"It's about sharing and discovery," Mr Nassef says. Sponsored content and advertisements airing during the show may also be extended or complemented on the app, opening up an additional revenue stream for the company.
It's a convincingly detailed picture, and Mr Nassef has the Silicon Valley credentials to pull it off. After growing up in California and getting a master's degree in "near eastern studies" in the same state, he dived into the world of software start-ups in the late 90s, working for a company called Omnipod, which faltered when the dot-com bubble burst in 2000.
Next, he moved on to Maktoob, an internet-services company based in Jordan that started the first email service for both English and Arabic users, and was bought by Yahoo in 2009. The following four years, he says, have been "an incredible experience", but he started "getting that itch".
"I'd been thinking a lot about taking advantage of all the opportunities that exist in the [Middle East]," he says. "There are so many opportunities in digital media and entertainment, and the high adoption in mobiles and tablets multiplies those opportunities.

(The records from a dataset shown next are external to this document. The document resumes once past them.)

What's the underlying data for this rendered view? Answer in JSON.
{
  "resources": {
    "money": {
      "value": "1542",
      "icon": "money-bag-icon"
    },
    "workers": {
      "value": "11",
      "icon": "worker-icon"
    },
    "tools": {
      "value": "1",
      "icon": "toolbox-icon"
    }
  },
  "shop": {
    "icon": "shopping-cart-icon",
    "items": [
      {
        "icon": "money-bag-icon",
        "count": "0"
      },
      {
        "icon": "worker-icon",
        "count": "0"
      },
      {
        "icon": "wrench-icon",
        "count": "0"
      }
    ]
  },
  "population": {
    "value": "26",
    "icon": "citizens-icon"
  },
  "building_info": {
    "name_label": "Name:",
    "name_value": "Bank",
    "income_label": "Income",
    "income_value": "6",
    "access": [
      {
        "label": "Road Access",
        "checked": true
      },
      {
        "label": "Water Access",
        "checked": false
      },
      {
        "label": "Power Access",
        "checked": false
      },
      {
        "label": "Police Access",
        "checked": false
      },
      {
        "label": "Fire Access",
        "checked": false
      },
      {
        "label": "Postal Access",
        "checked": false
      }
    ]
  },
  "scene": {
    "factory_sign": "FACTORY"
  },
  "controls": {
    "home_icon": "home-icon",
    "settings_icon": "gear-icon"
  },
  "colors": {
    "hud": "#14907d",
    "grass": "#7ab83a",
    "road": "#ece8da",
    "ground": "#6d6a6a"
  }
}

"I really missed that start-up environment: being able to take quick decisions and really own your destination." He made the decision to resign in March and officially left Yahoo in June.
The idea is for Telfez to be a "global initiative," but whereas most companies start in mature markets, such as the United States and Western Europe, and move into emerging markets such as the Middle East, Mr Nassef says, "we're flipping that around". In the Middle East, TV tends to be watched live rather than recorded and played back, which is more common in the US, and there's a high number of hand-held digital devices per capita. "We're looking at the Middle East as the first foothold," he says.
While the tech side of things will unfold in Palo Alto, where Mr Nassef and his business partner Tamer Rashad are based, Mr Nassef says that Telfez will have a "presence" in Dubai, which will include distribution and advertising teams and people creating localised content.
While the focus for the next few months is on the technology, he says, "very soon after that we'll get the business started in terms of distribution and audience building."
If it develops as planned, Telfez will capitalise on the way that people use TV to bond with one another. "Arabs are very social people," he says, which he's hoping will help with the app's success in the Middle East.
"During Ramadan, if you go to Arab countries at night after breaking fast, you'll see families getting together and watching soap operas. It's a communal experience."